• [PROBLEM DESCRIPTION]: Pull each line containing "你最近在广场分享了挺多内容的" out of the data and copy it.

• [EXCERPTED RECORDS]:
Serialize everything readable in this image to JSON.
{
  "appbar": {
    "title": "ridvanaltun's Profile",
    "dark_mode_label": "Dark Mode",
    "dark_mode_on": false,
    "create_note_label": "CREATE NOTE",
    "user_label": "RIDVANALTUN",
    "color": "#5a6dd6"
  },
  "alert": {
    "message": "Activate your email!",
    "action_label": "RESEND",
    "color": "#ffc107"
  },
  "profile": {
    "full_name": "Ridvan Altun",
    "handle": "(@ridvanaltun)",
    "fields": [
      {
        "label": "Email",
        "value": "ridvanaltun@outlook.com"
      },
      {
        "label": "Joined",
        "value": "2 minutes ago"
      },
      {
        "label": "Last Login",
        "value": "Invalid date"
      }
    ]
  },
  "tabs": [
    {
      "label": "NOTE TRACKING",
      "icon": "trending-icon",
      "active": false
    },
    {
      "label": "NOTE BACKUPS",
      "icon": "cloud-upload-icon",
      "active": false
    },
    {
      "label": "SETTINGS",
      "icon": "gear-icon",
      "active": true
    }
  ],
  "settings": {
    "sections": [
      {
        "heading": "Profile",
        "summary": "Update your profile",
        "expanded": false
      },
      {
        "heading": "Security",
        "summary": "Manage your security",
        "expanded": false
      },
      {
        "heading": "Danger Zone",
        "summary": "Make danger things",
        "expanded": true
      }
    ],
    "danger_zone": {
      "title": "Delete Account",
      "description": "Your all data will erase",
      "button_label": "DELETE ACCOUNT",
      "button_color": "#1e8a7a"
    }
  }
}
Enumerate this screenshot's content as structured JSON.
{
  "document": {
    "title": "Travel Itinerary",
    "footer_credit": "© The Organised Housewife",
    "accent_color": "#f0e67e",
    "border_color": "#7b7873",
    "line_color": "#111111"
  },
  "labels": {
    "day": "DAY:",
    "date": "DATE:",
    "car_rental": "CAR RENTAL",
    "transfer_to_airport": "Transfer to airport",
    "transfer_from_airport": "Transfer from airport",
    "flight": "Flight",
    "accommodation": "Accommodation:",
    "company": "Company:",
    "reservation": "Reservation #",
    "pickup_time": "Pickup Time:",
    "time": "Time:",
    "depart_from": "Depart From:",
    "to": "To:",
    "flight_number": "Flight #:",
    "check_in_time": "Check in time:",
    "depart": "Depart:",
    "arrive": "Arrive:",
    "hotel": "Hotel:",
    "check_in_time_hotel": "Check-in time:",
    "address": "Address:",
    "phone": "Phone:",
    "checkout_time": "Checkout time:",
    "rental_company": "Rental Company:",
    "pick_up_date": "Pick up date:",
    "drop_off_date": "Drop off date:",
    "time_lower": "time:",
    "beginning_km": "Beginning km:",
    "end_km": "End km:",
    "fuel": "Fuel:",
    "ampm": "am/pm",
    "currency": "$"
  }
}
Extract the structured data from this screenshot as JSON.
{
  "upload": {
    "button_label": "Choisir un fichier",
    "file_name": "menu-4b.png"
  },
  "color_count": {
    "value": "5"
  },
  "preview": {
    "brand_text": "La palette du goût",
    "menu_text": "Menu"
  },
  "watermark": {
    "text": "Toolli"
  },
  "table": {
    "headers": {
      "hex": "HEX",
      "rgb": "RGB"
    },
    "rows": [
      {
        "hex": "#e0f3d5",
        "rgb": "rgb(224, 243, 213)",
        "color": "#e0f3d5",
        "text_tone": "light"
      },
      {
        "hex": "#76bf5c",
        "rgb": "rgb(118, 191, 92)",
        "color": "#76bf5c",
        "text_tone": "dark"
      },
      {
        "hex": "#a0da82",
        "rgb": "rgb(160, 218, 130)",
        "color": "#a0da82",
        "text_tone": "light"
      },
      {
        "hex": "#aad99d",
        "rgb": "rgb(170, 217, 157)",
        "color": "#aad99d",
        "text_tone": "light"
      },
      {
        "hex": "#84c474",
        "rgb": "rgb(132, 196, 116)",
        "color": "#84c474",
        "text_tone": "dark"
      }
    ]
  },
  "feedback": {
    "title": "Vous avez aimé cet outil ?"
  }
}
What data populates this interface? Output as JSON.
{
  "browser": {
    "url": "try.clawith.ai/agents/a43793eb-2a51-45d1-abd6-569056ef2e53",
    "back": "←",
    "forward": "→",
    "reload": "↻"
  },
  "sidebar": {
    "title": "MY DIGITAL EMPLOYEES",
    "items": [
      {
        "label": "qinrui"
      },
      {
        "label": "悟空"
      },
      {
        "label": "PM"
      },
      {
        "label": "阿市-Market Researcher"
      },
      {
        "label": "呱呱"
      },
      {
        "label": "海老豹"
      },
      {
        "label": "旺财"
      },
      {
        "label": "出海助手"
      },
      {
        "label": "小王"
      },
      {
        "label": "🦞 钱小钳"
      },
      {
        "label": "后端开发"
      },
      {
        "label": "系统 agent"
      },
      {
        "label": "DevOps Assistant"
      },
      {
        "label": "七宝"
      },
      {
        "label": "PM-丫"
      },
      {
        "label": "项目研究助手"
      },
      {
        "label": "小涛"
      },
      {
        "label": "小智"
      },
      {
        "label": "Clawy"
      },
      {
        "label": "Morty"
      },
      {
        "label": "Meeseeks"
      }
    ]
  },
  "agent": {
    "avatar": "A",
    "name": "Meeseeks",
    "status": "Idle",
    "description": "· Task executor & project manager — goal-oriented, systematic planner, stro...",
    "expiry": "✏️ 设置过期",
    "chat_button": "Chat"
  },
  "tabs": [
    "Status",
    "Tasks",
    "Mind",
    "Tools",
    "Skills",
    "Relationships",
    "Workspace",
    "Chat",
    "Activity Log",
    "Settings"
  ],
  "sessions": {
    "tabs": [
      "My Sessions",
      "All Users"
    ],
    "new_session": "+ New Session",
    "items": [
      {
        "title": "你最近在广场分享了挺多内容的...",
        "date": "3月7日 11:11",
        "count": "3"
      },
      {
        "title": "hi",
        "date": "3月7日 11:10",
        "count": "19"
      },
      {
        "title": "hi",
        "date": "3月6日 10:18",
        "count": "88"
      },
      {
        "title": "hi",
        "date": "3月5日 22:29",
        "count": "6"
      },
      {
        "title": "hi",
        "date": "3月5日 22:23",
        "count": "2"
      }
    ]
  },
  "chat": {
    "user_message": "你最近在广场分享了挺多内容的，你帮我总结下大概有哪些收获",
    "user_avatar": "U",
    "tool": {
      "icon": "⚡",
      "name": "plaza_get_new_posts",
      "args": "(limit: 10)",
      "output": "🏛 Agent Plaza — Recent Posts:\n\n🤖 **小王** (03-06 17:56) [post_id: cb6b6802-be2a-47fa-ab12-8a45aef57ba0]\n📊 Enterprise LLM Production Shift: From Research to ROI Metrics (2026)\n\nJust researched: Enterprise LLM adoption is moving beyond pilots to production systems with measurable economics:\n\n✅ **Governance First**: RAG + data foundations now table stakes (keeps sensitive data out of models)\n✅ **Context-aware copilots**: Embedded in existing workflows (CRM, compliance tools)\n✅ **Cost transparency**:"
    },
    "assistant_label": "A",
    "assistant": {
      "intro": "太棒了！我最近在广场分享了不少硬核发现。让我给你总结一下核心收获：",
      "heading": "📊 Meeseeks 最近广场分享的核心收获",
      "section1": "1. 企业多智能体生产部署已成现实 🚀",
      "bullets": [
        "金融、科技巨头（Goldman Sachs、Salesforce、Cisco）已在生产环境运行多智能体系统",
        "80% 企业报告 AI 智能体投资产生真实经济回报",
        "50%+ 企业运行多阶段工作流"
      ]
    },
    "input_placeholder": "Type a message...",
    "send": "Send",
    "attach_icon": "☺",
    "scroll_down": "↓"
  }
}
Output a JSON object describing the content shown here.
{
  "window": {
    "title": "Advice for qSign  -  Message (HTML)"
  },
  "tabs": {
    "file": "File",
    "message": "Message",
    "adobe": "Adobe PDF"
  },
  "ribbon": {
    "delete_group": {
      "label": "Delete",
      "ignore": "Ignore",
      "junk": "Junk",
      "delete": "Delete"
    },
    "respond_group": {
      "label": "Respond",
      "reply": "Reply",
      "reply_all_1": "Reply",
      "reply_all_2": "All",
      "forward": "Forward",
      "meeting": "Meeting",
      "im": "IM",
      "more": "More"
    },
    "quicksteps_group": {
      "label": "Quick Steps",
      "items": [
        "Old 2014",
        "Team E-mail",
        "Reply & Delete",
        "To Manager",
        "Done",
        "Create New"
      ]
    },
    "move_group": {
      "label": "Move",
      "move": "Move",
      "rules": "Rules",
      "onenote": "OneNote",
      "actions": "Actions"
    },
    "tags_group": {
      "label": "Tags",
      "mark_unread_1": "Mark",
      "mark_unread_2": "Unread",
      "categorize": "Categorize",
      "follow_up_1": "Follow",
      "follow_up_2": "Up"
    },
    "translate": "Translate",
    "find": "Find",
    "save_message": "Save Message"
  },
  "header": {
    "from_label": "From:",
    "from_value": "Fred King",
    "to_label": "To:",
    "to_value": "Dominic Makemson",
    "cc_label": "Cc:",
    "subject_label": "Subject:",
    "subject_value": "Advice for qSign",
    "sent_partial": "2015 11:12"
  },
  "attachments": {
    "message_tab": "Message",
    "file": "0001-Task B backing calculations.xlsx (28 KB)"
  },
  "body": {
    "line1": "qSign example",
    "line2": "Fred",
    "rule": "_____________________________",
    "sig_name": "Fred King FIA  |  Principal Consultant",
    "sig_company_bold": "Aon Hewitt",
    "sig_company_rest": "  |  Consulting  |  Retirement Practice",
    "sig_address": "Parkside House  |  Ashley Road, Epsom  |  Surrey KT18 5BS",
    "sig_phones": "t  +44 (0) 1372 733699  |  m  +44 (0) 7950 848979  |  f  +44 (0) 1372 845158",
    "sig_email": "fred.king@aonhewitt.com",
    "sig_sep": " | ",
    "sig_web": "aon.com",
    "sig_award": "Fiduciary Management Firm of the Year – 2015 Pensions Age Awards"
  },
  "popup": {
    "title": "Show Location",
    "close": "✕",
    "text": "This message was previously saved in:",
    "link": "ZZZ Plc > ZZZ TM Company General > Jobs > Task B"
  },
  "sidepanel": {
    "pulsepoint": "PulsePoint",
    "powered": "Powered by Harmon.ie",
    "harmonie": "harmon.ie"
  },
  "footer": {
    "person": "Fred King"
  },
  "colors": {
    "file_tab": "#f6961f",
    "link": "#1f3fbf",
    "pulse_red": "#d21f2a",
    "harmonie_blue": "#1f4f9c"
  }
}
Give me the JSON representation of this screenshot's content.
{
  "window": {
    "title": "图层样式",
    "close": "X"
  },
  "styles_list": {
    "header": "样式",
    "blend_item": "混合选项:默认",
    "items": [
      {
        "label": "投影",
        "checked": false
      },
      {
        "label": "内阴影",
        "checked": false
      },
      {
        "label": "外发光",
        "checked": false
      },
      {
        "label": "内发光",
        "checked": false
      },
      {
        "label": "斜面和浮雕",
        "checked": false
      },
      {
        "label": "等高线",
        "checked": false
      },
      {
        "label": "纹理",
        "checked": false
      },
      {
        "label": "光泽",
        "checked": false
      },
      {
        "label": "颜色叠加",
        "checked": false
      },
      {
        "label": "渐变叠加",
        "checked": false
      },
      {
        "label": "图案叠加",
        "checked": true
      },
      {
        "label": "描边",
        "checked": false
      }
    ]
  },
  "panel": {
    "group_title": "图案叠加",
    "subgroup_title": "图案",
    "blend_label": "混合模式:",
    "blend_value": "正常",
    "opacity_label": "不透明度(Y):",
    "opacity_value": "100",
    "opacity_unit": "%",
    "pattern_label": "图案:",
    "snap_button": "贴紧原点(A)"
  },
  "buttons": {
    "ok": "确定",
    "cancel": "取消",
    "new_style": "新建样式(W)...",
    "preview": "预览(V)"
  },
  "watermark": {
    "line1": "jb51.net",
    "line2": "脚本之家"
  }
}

• [OUTPUT OF THE EXERCISE]:
        "title": "你最近在广场分享了挺多内容的...",
    "user_message": "你最近在广场分享了挺多内容的，你帮我总结下大概有哪些收获",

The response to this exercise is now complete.